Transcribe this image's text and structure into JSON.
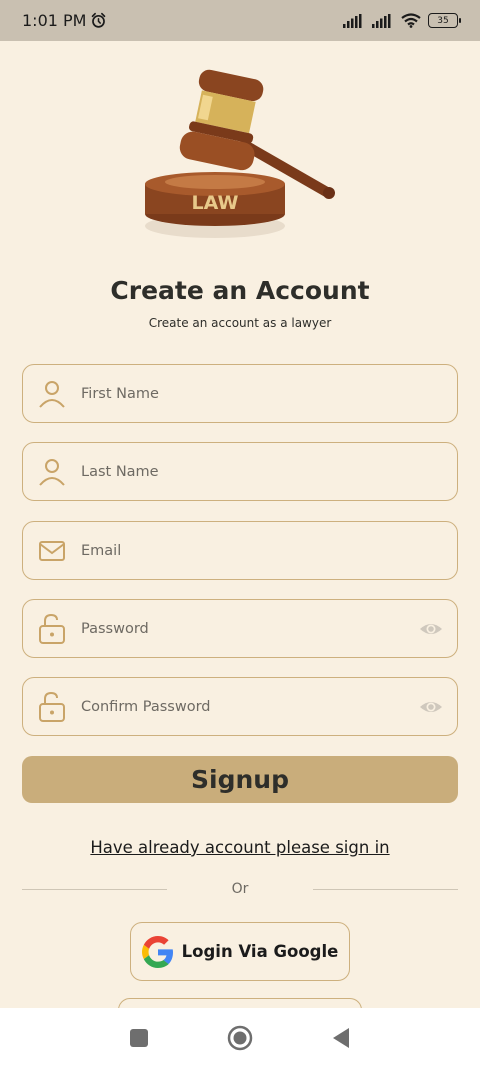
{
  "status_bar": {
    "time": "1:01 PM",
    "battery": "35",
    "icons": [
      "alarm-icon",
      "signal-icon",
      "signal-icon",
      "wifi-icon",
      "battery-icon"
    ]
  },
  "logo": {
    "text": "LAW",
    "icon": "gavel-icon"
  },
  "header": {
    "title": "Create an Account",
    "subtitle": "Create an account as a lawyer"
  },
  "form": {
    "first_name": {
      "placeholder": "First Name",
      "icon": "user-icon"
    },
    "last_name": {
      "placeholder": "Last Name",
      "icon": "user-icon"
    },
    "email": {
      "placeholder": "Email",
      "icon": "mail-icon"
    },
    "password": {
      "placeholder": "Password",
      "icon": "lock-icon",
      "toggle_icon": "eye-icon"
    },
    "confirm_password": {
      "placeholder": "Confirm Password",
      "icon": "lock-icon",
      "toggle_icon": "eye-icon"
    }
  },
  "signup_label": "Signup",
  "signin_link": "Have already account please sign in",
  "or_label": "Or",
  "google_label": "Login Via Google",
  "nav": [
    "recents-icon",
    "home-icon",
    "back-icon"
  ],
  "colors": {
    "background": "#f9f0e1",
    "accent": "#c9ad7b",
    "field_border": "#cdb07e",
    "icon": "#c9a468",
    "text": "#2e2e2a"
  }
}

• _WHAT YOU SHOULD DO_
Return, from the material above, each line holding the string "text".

• _ANSWER SPACE_
Transcribe this image's text and structure into JSON.
    "text": "LAW",
    "text": "#2e2e2a"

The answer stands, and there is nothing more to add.